When Julio Jones scored on a 36-yard pass in the third quarter, there appeared to be miscommunication by the Seahawks’ defense. Sherman went ballistic on the sideline, slamming his helmet down and screaming at teammates and defensive coordinator Kris Richard. The team formed a circle around him, jumping up and down and, inexplicably, cheering. Sherman remained angry, however, and continued to have a conversation with coach Pete Carroll as play resumed.
Despite the loss of momentum that ensued after Sherman’s tantrum, Seattle came back to notch a 26-24 comeback win. Sherman was still upset after the game, saying, “It’s just a shame to give up two bogus touchdowns.”
Seahawks vs. Rams – December 15
During this mid-December Thursday night game before a national audience, with a first down on the 1-yard line, quarterback Russell Wilson threw a near interception – shades of Seattle’s last-minute Super Bowl loss to the Patriots. When the Seahawks still scored, via a 1-yard pass no less, Sherman challenged coach Pete Carroll and offensive coordinator Darrell Bevell on the play calling. Teammates and coaches had to step in to end the shouting match.
Sherman later explained to the media:
“I don’t like it when we throw the ball at the 1… and I wasn’t going to let them continue to do that… I was making sure [head coach Pete Carroll] knew that we’re not comfortable with you throwing the ball at the 1.”
The day following the game, Carroll and Sherman spent an hour going over the matter, with Carroll relaying:
“We made it through it. He knows that wasn’t right. He’s just so fiery and we’ve seen him before. He’ll speak for himself on that. But I feel very good about where he is right now. We’re going to be all right.”
Sherman is not big on making apologies. Asked whether he was confident there wouldn’t be another Sherman blow-up, Carroll said, “No. I wouldn’t say confident. I don’t know.”
Sherman in Green Bay?
Yes, dealing for Sherman would go against all of Ted Thompson’s historical body of work. Sherman’s salary for the next two years is right around $10 million per year and his cap hit is greater than $13 million each year.
On April 6 a reporter for the Miami Herald claimed a source said the Seahawks would only trade him if they receive “a very good player plus a high draft pick.” I’d take that with a grain of salt, but this is a perennial All-Pro and Pro Bowl player who happens to play the position that kept Green Bay out of the Super Bowl just three months ago.
The fact that Seattle has gone to the extent it has to tell the league Sherman is available speaks volumes.
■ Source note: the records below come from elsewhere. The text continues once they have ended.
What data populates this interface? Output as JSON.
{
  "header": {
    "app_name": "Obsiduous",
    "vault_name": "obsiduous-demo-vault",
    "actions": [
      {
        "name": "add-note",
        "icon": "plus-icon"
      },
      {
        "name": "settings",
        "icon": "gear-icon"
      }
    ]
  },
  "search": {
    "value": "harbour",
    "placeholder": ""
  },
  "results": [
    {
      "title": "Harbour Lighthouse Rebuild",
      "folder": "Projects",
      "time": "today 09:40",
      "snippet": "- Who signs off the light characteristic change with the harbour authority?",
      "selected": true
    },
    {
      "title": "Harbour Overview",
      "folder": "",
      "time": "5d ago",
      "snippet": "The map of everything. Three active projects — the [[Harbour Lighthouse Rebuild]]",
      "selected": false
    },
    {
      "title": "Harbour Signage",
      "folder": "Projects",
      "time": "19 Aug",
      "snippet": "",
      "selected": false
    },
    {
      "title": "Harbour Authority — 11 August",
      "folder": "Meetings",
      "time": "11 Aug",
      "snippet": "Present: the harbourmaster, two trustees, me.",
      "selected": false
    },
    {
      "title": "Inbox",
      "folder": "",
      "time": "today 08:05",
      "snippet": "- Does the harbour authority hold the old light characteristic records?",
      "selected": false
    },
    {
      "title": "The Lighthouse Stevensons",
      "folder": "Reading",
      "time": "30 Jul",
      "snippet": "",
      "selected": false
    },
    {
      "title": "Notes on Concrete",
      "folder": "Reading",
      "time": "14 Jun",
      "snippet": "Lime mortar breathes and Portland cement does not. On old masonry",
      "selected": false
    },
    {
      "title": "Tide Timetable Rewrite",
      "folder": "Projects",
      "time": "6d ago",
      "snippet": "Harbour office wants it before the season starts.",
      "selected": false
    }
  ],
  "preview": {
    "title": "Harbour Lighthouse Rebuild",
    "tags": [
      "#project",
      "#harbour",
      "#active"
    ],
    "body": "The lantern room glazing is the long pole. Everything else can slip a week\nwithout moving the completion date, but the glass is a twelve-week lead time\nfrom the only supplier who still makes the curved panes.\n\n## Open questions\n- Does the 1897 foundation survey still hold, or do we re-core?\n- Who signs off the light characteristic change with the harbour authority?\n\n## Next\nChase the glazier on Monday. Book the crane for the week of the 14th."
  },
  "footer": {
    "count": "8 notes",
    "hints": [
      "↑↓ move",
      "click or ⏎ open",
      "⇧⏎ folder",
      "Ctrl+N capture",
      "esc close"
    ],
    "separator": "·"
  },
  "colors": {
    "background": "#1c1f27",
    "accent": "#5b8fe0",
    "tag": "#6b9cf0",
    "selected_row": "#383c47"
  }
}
If the Packers were to offer their first-round pick and a round five or six pick, they’d get Seattle’s attention. If Green Bay doesn’t want to spend the money, one answer to that would be letting go of Clay Matthews, who has a higher salary and cap hit.
I’m okay with the Packers seeing who’s available when they get to pick in the first round of the draft. Maybe an exceptional cornerback will have slipped through the cracks. Maybe they can move up in the draft to get one of the top two or three cornerbacks, who could immediately be inserted into the starting lineup.
Without adding a ready-to-play cornerback to the team, who out there thinks the Packers can go further than they went in 2016?
Unless Thompson and the Packers pull a rabbit out of the hat on day one of the draft, it’s time for CEO Mark Murphy, with the endorsements of coach Mike McCarthy and defensive coordinator Dom Capers, to instruct Thompson to employ the nuclear option.